[[ Source records, beginning ]]
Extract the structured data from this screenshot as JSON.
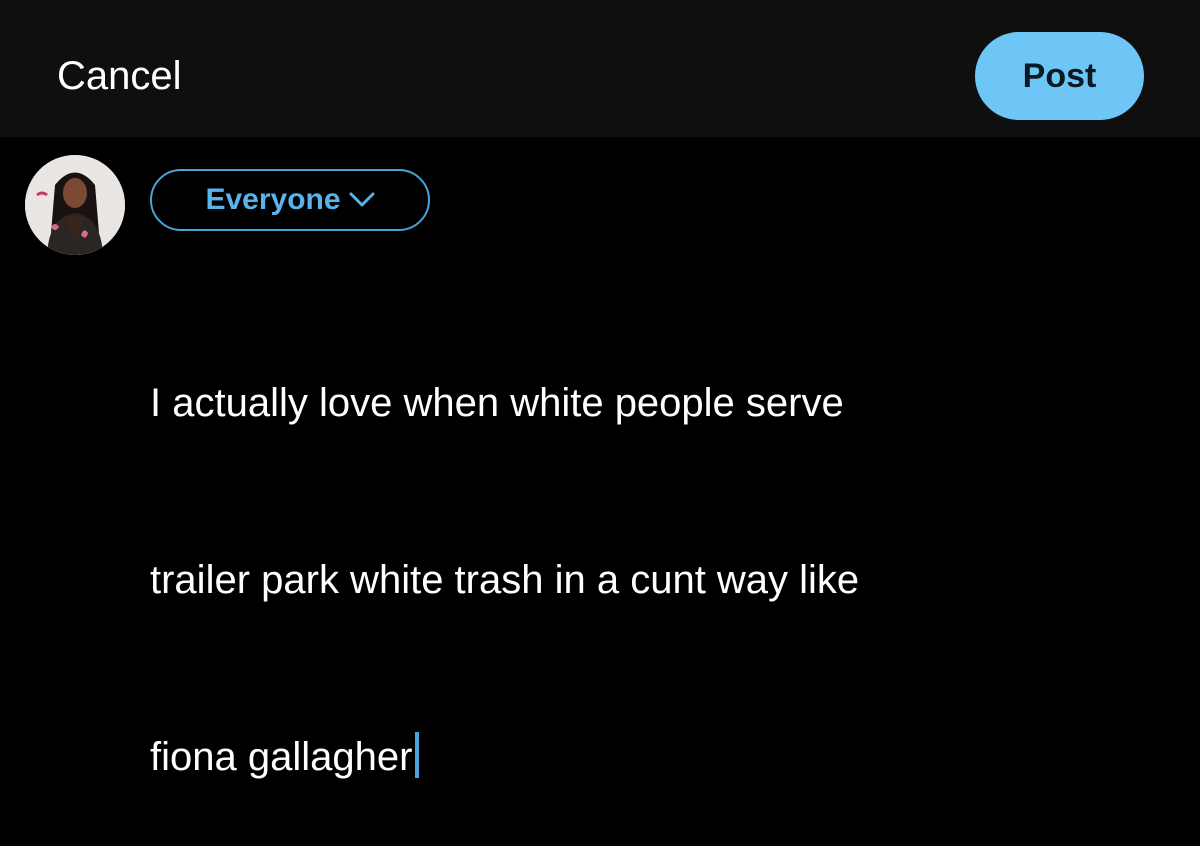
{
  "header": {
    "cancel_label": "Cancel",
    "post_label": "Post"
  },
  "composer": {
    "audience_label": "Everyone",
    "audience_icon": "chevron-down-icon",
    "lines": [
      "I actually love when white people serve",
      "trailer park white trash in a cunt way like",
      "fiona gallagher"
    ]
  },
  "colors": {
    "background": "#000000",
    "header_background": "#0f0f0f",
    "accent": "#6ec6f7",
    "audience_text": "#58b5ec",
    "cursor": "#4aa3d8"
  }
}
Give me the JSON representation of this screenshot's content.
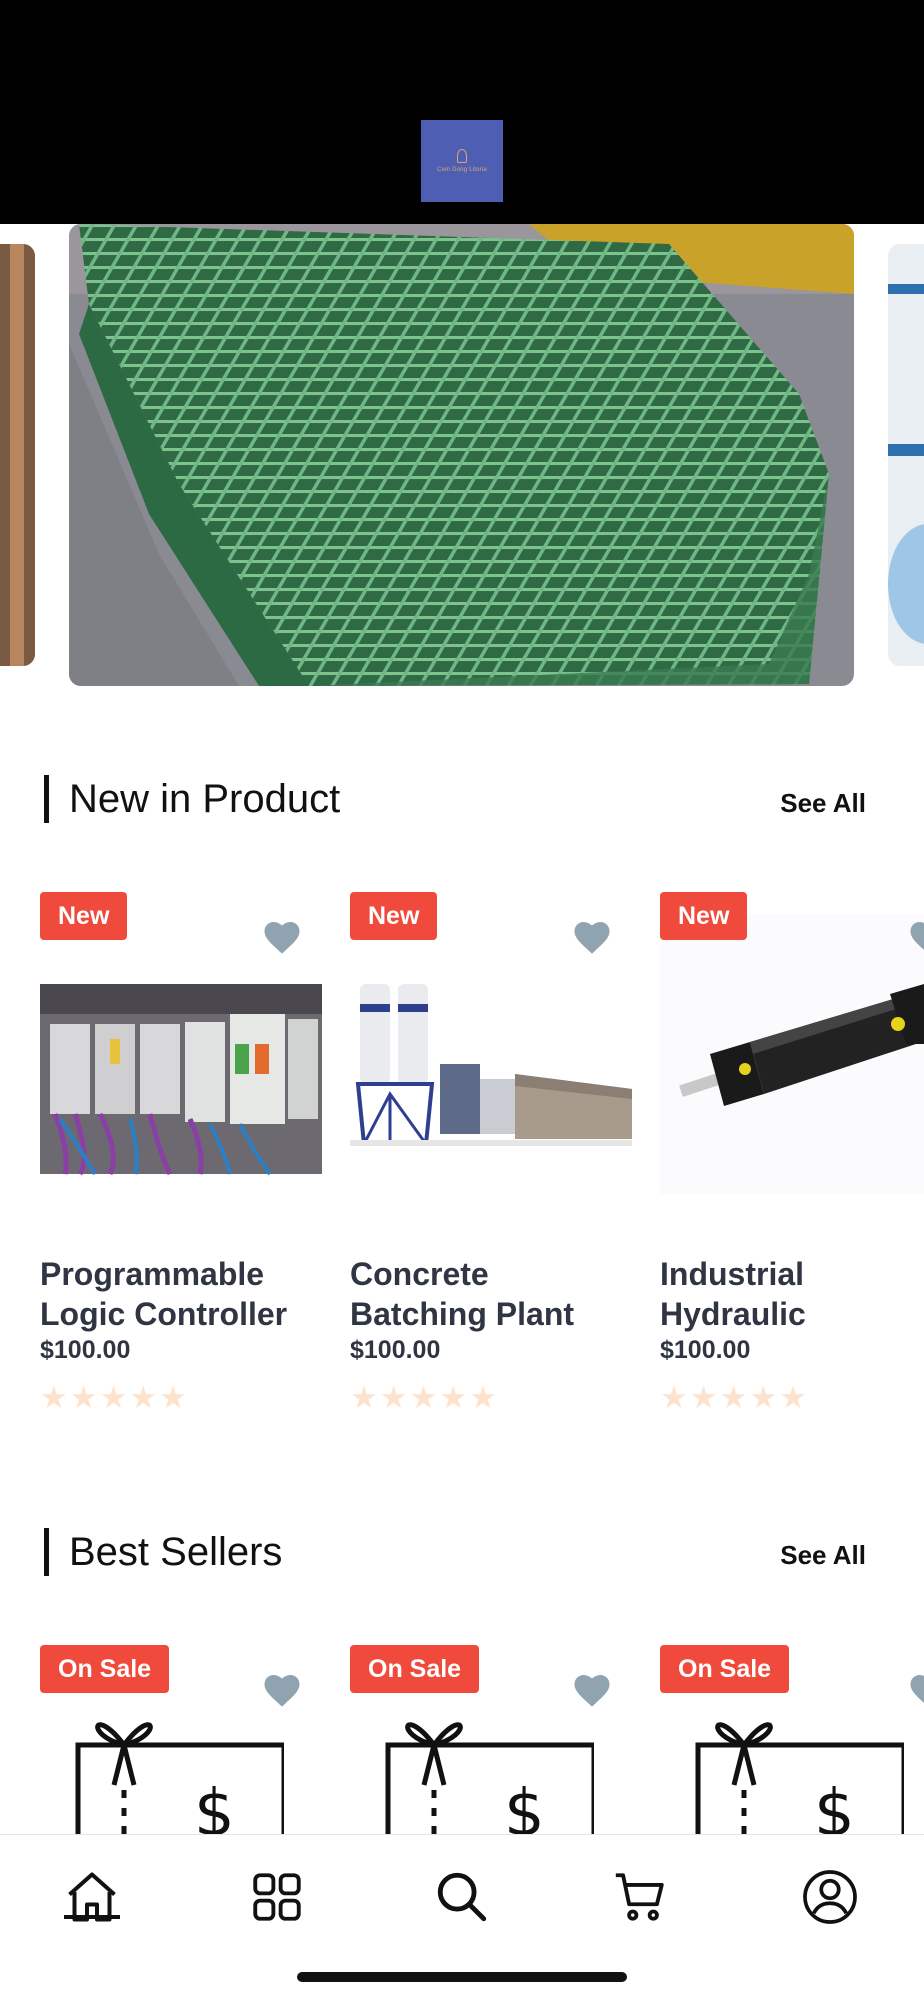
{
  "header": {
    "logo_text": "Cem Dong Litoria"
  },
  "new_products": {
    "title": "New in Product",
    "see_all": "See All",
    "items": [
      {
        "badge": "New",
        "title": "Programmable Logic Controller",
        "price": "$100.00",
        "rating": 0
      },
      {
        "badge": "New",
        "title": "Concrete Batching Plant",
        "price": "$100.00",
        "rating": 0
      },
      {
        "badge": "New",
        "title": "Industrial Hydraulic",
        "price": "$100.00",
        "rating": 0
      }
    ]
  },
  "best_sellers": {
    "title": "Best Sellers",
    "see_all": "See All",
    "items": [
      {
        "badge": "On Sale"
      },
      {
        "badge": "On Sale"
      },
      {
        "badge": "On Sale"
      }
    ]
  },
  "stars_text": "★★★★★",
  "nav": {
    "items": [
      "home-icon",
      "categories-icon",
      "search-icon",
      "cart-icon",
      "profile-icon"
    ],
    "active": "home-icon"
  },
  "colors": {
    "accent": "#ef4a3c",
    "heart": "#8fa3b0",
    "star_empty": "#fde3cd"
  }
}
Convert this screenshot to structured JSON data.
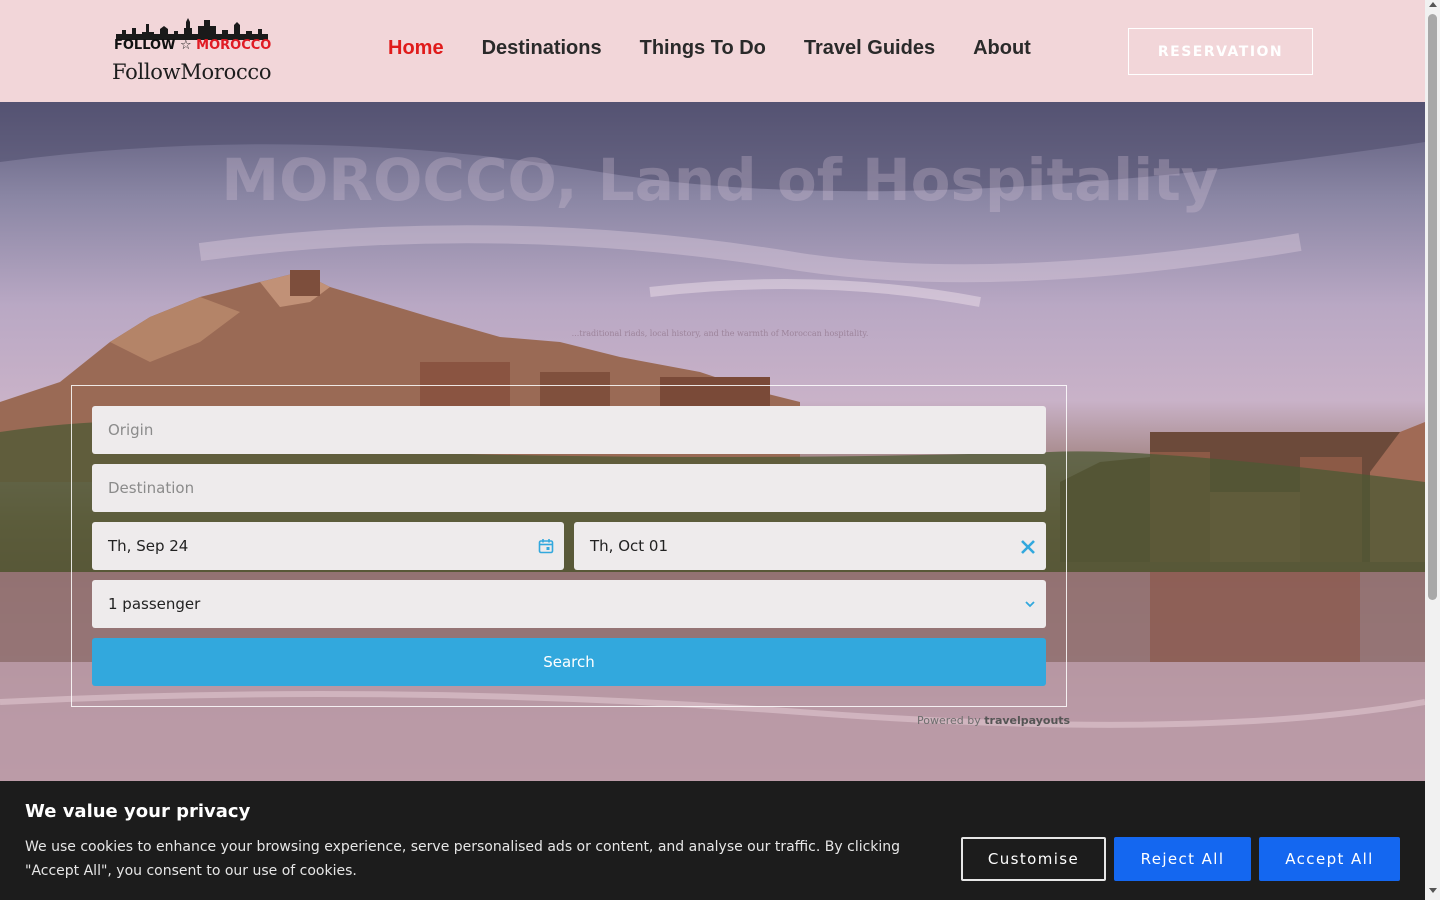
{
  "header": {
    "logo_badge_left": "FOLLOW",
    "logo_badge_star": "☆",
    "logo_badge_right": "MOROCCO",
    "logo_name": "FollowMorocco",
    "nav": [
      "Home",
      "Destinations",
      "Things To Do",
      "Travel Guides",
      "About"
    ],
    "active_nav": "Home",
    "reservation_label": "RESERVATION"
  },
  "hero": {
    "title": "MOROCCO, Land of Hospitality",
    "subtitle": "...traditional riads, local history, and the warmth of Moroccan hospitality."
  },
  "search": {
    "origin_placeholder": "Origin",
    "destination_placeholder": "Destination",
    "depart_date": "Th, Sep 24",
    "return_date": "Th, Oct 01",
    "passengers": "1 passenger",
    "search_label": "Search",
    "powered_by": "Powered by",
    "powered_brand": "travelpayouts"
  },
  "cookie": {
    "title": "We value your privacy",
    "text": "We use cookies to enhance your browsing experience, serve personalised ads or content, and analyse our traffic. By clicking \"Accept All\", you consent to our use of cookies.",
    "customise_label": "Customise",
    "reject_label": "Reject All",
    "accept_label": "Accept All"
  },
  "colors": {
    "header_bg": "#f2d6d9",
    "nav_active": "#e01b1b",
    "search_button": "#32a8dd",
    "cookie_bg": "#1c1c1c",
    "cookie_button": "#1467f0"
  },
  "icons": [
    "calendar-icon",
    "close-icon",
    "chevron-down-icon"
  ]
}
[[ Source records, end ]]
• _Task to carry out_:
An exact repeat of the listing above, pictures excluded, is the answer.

• _Completed exercise_:
Extract the structured data from this screenshot as JSON.
{
  "header": {
    "cancel_label": "Cancel",
    "post_label": "Post"
  },
  "composer": {
    "audience_label": "Everyone",
    "audience_icon": "chevron-down-icon",
    "lines": [
      "I actually love when white people serve",
      "trailer park white trash in a cunt way like",
      "fiona gallagher"
    ]
  },
  "colors": {
    "background": "#000000",
    "header_background": "#0f0f0f",
    "accent": "#6ec6f7",
    "audience_text": "#58b5ec",
    "cursor": "#4aa3d8"
  }
}
Give me the JSON representation of this screenshot's content.
{
  "header": {
    "logo_text": "Cem Dong Litoria"
  },
  "new_products": {
    "title": "New in Product",
    "see_all": "See All",
    "items": [
      {
        "badge": "New",
        "title": "Programmable Logic Controller",
        "price": "$100.00",
        "rating": 0
      },
      {
        "badge": "New",
        "title": "Concrete Batching Plant",
        "price": "$100.00",
        "rating": 0
      },
      {
        "badge": "New",
        "title": "Industrial Hydraulic",
        "price": "$100.00",
        "rating": 0
      }
    ]
  },
  "best_sellers": {
    "title": "Best Sellers",
    "see_all": "See All",
    "items": [
      {
        "badge": "On Sale"
      },
      {
        "badge": "On Sale"
      },
      {
        "badge": "On Sale"
      }
    ]
  },
  "stars_text": "★★★★★",
  "nav": {
    "items": [
      "home-icon",
      "categories-icon",
      "search-icon",
      "cart-icon",
      "profile-icon"
    ],
    "active": "home-icon"
  },
  "colors": {
    "accent": "#ef4a3c",
    "heart": "#8fa3b0",
    "star_empty": "#fde3cd"
  }
}
Convert this screenshot to structured JSON data.
{
  "header": {
    "logo_badge_left": "FOLLOW",
    "logo_badge_star": "☆",
    "logo_badge_right": "MOROCCO",
    "logo_name": "FollowMorocco",
    "nav": [
      "Home",
      "Destinations",
      "Things To Do",
      "Travel Guides",
      "About"
    ],
    "active_nav": "Home",
    "reservation_label": "RESERVATION"
  },
  "hero": {
    "title": "MOROCCO, Land of Hospitality",
    "subtitle": "...traditional riads, local history, and the warmth of Moroccan hospitality."
  },
  "search": {
    "origin_placeholder": "Origin",
    "destination_placeholder": "Destination",
    "depart_date": "Th, Sep 24",
    "return_date": "Th, Oct 01",
    "passengers": "1 passenger",
    "search_label": "Search",
    "powered_by": "Powered by",
    "powered_brand": "travelpayouts"
  },
  "cookie": {
    "title": "We value your privacy",
    "text": "We use cookies to enhance your browsing experience, serve personalised ads or content, and analyse our traffic. By clicking \"Accept All\", you consent to our use of cookies.",
    "customise_label": "Customise",
    "reject_label": "Reject All",
    "accept_label": "Accept All"
  },
  "colors": {
    "header_bg": "#f2d6d9",
    "nav_active": "#e01b1b",
    "search_button": "#32a8dd",
    "cookie_bg": "#1c1c1c",
    "cookie_button": "#1467f0"
  },
  "icons": [
    "calendar-icon",
    "close-icon",
    "chevron-down-icon"
  ]
}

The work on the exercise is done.